Dr. Mingying La, a princess of the Na (Mosuo) people from the northwest of China, came to explore our unique culture and exchange ideas about cultural preservation. Dr. Mingying La, who is associated with the Sichuan Academy of Social Sciences, was joined by Madame Cao Jian Ping, the director of the Mosuo Cultural Museum in Lugu Lake. They were accompanied by Dr. Shaoting Yin, the Head of Anthropology Museum at Yunnan University, Mrs. Wuyun Tuya, a PhD candidate from Lanzhou University in China, and Dr. Qing Li, from the University of Ottawa.
The Na people are an ethnic minority in China facing similar challenges to us. Like us, the Na are concerned with cultural maintenance wishing to preserve their culture for future generations and assist younger generations in learning about their culture. As we recognize at ACCI, future generations are the key to survival for any culture; working to preserve invaluable objects important to knowledge of our history, and creating engaging and relevant learning opportunities is at the heart of much of our work.

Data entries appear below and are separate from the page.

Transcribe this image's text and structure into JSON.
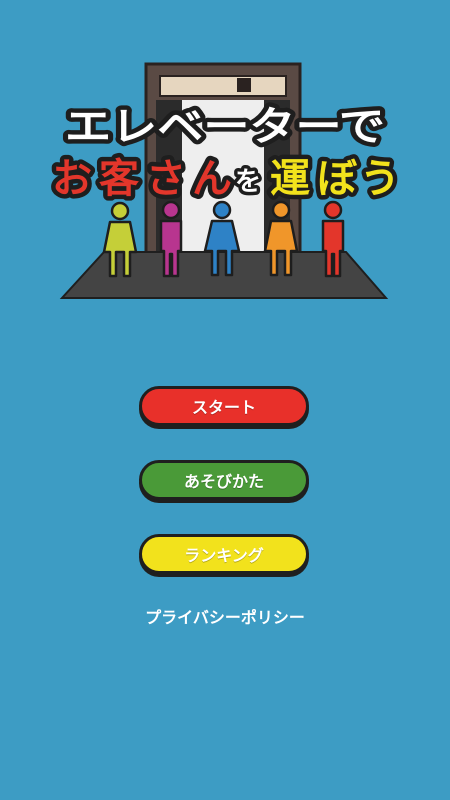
{
  "title": {
    "line1": "エレベーターで",
    "line2": [
      "お",
      "客",
      "さ",
      "ん",
      "を",
      "運",
      "ぼ",
      "う"
    ]
  },
  "colors": {
    "background": "#3d9cc4",
    "start": "#e8302a",
    "howto": "#4a9a38",
    "ranking": "#f2e21c",
    "person_yellow": "#c5cf38",
    "person_magenta": "#b8358f",
    "person_blue": "#2e82c6",
    "person_orange": "#f0962a",
    "person_red": "#e3362b"
  },
  "menu": {
    "start_label": "スタート",
    "howto_label": "あそびかた",
    "ranking_label": "ランキング"
  },
  "footer": {
    "privacy_label": "プライバシーポリシー"
  }
}
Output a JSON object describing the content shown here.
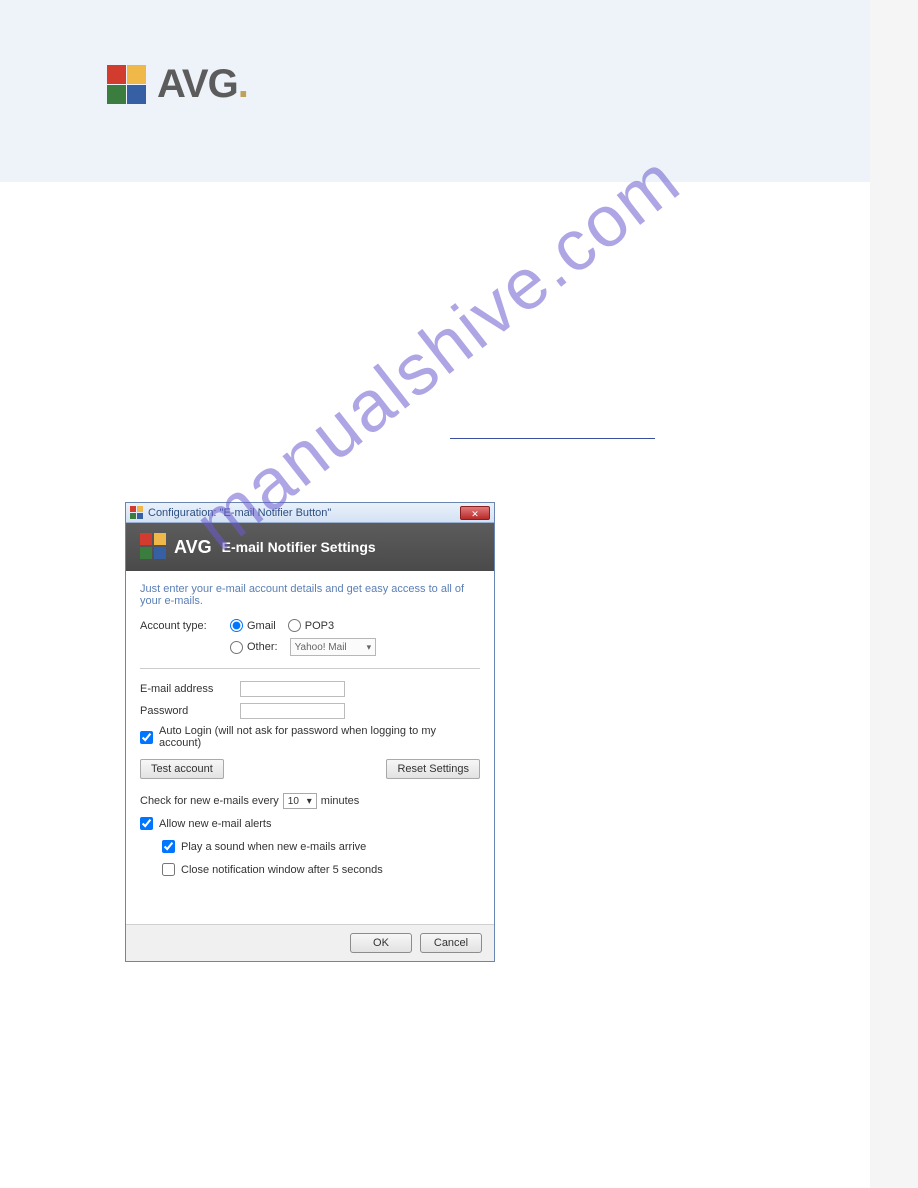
{
  "brand": {
    "name": "AVG"
  },
  "watermark": "manualshive.com",
  "dialog": {
    "window_title": "Configuration: \"E-mail Notifier Button\"",
    "header_brand": "AVG",
    "header_title": "E-mail Notifier Settings",
    "intro": "Just enter your e-mail account details and get easy access to all of your e-mails.",
    "account_type_label": "Account type:",
    "radios": {
      "gmail": "Gmail",
      "pop3": "POP3",
      "other": "Other:"
    },
    "other_select": "Yahoo! Mail",
    "email_label": "E-mail address",
    "password_label": "Password",
    "auto_login": "Auto Login (will not ask for password when logging to my account)",
    "test_btn": "Test account",
    "reset_btn": "Reset Settings",
    "check_prefix": "Check for new e-mails every",
    "check_value": "10",
    "check_suffix": "minutes",
    "allow_alerts": "Allow new e-mail alerts",
    "play_sound": "Play a sound when new e-mails arrive",
    "close_notif": "Close notification window after 5 seconds",
    "ok": "OK",
    "cancel": "Cancel"
  }
}
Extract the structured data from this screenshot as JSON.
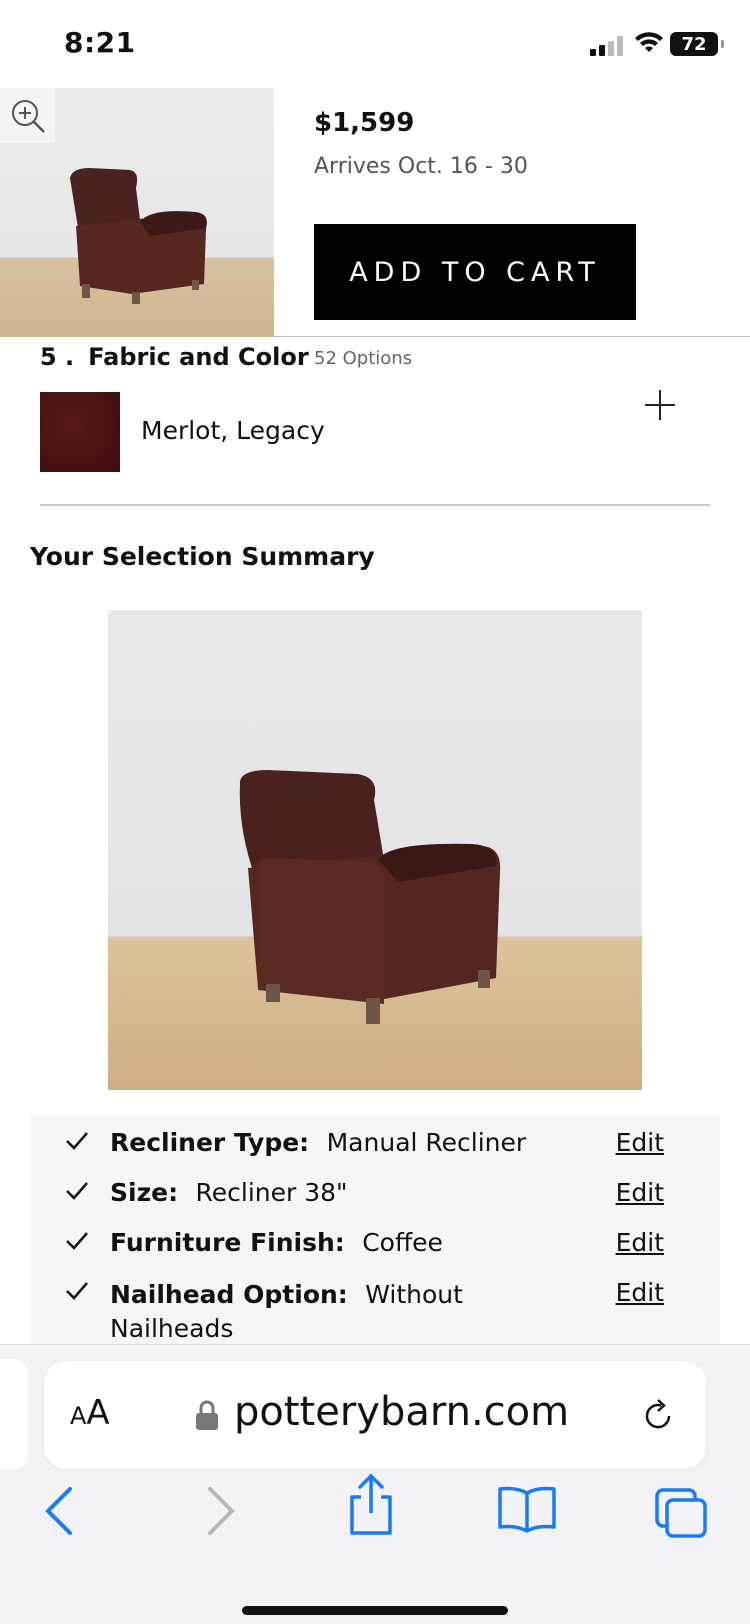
{
  "status_bar": {
    "time": "8:21",
    "battery": "72"
  },
  "product_bar": {
    "price": "$1,599",
    "arrives": "Arrives Oct. 16 - 30",
    "add_to_cart": "ADD TO CART"
  },
  "fabric": {
    "number": "5 .",
    "title": "Fabric and Color",
    "options": "52 Options",
    "selected": "Merlot, Legacy",
    "swatch_color": "#4a1416"
  },
  "summary": {
    "title": "Your Selection Summary",
    "rows": [
      {
        "key": "Recliner Type:",
        "value": "Manual Recliner",
        "edit": "Edit"
      },
      {
        "key": "Size:",
        "value": "Recliner 38\"",
        "edit": "Edit"
      },
      {
        "key": "Furniture Finish:",
        "value": "Coffee",
        "edit": "Edit"
      },
      {
        "key": "Nailhead Option:",
        "value": "Without Nailheads",
        "edit": "Edit"
      }
    ]
  },
  "browser": {
    "aa_label_small": "A",
    "aa_label_large": "A",
    "url": "potterybarn.com",
    "accent": "#1a7cf0"
  }
}
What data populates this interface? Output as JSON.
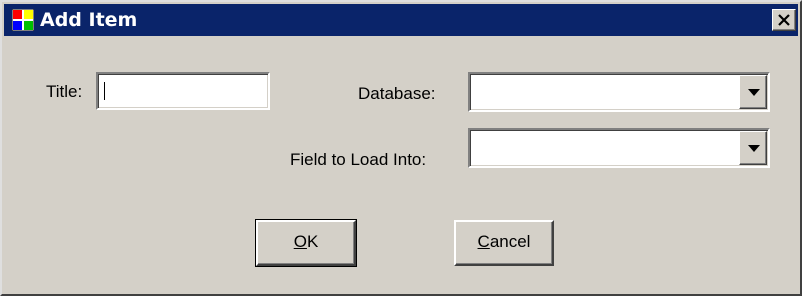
{
  "dialog": {
    "title": "Add Item",
    "icon": "app-window-icon",
    "close_icon": "close-x-icon"
  },
  "form": {
    "title_label": "Title:",
    "title_value": "",
    "database_label": "Database:",
    "database_value": "",
    "field_label": "Field to Load Into:",
    "field_value": ""
  },
  "buttons": {
    "ok": {
      "mnemonic": "O",
      "rest": "K"
    },
    "cancel": {
      "mnemonic": "C",
      "rest": "ancel"
    }
  },
  "colors": {
    "titlebar": "#0a246a",
    "face": "#d4d0c8"
  }
}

The Na have a unique language that many younger Na today loosing proficiency in. As in Eeyou Istchee, there is a great deal of work by the Na to be completed to ensure the survival of their language. The Na language, like Cree, has an oral tradition; the history of their people was learned by priests and passed by word of mouth from generation to generation. Because the use of writing system aids in language maintenance, the Na are urgently working to create a written form of the Na language. They will use this writing system to ensure that their history and stories are recorded for future generations.
Having a visit from a very interesting group of people is not new to ACCI. We welcome unique groups often, but the opportunity to welcome a royal guest was a first for us. We tried our best to be of use to them as part of their mission of learning. We discussed our work and what we do to protect and preserve our culture and cultural objects. After coming to see our state of the art building, the group left with ideas about to how to run their cultural centre so that it can be highly effective in achieving their vision. Hopefully this new found partnership will bring forward wonderful opportunities to share and discuss in the future!
For more information about the Mosuo and their cultural development project, please check out their website.